INSTRUCTIONS FOR THE TASK ▸ The lines to copy are those in the listing that hold the word "icon".

INFORMATION SUPPLIED ▸
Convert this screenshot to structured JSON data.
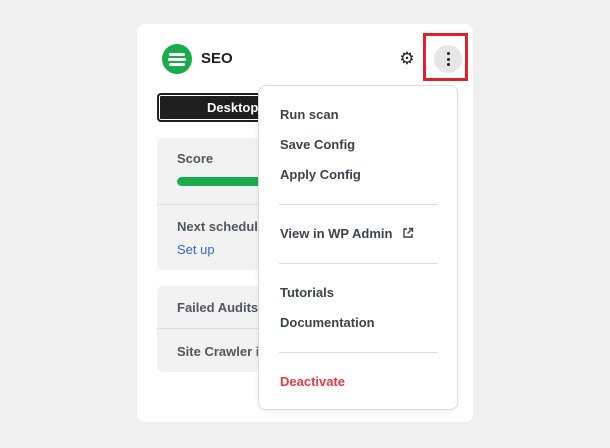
{
  "header": {
    "title": "SEO",
    "logo_icon": "seo-logo-icon",
    "settings_icon": "gear-icon",
    "more_icon": "more-vertical-icon"
  },
  "device_toggle": {
    "selected_label": "Desktop"
  },
  "summary": {
    "score_label": "Score",
    "score_progress": 1.0,
    "next_scheduled_label": "Next schedule",
    "setup_link": "Set up",
    "failed_audits_label": "Failed Audits",
    "site_crawler_label": "Site Crawler is"
  },
  "menu": {
    "items": [
      {
        "label": "Run scan"
      },
      {
        "label": "Save Config"
      },
      {
        "label": "Apply Config"
      },
      {
        "label": "View in WP Admin",
        "icon": "external-link-icon"
      },
      {
        "label": "Tutorials"
      },
      {
        "label": "Documentation"
      },
      {
        "label": "Deactivate",
        "style": "danger"
      }
    ]
  },
  "colors": {
    "brand_green": "#1aab4c",
    "danger_red": "#e63946",
    "link_blue": "#2c6bd9",
    "highlight_red": "#e0202a"
  }
}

ANSWER BOX ▸
    "logo_icon": "seo-logo-icon",
    "settings_icon": "gear-icon",
    "more_icon": "more-vertical-icon"
        "icon": "external-link-icon"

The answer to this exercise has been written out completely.